It’s important to remember that tripcentral.ca or any other travel agency does not have your money. When the travel service is charged to your credit card, the funds go into the airline or travel supplier’s bank account, and we then earn a small commission settled separately.
Who is the Villain in this story?
It’s easy to dump on the airlines – they took the money in advance and never provided the service. It would be one thing if there was a rogue airline doing this, but frankly, this is how the entire international airline regime works worldwide. It’s not like our Canadian based airlines are worse than others. Our airlines compete every day with foreign airlines and this is a good thing for consumers. All of them have evolved to take the money in advance and compete heavily on price. No jurisdiction in the world is regulating airline financial statements (maybe they should).
Our airlines have not been given specific bailout money like other countries – namely the US, Europe and elsewhere. Our airlines bled financially as the lockdowns began, flying empty planes out, returning Canadians home.
It’s even easier to dump on us. We sold you the tickets and we answer our phones and emails quickly compared to the airlines and suppliers. Unfortunately, we’ve grown a layer of Teflon – and there’s really nothing we can control in the situation.
The federal government is an easy target. They should have been regulating airline financial statements for years in preparation for this kind of event. However, no other jurisdiction was doing so either, putting our Canadian based airlines at risk if they were subject to one set of rules, and foreign carriers another. It’s been looked at before, and governments around the world decided “hands-off” this kind of regulation in order to keep fares competitive. Maybe this will change in the future, or maybe there will be a passenger protection fund to cover these kinds of risks that private insurance doesn’t cover.

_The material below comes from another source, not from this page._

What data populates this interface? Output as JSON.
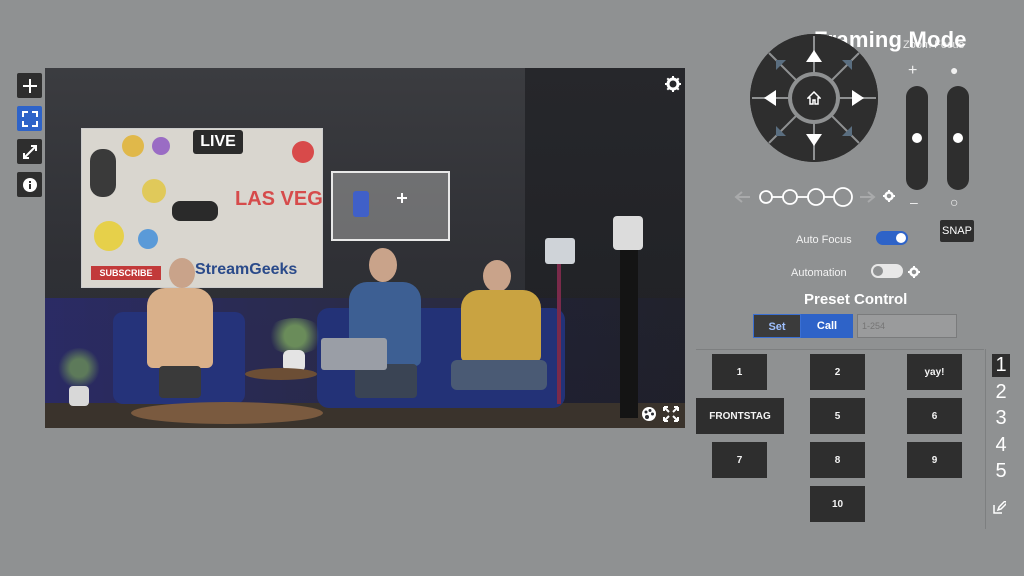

Blame the virus? I guess, but it doesn’t care, and it won’t refund either.
If you are waiting with travel credits: No one thought this was going to last this long or be this big. And as a result, the Government is working through this with the airlines. We ask you to be patient and we will communicate as soon as we have something tangible.
Meanwhile, travel has never been so flexible to book, change, cancel
At this time, Canadians are required to self-isolate for 14 days on return from another country. Calgary has a pilot project in effect offering the choice of a two-day waiting period for a negative test and a follow-up test four days later. Premier Ford of Ontario is looking for something similar. This will evolve as our testing and contact tracing capabilities expand.
Vaccines are coming – hopefully in Q1 for health care workers and vulnerable groups, and Q2 for those of us who want it or need it to travel. This is uncertain.
It doesn’t mean you can’t book travel – you just need to be aware of the deposit, final payment dates, non-refundable dates, cancellation waivers and insurance options. Things are far more complicated than they used to be. It takes us twice as long to book someone as a result.
Savvy folks are even booking cruises now for Q3 and Q4 2021, and 2022 knowing that the CDC Guidelines have been published and will be in effect. Prices will be great, and there’s nothing to lose if you book a refundable deposit fare.
And there’s always the ability for us to book your airfare and hotel separately (not as a package) at the last minute to reduce the risk of cancellation. No matter what, we will be here for you when you’re ready.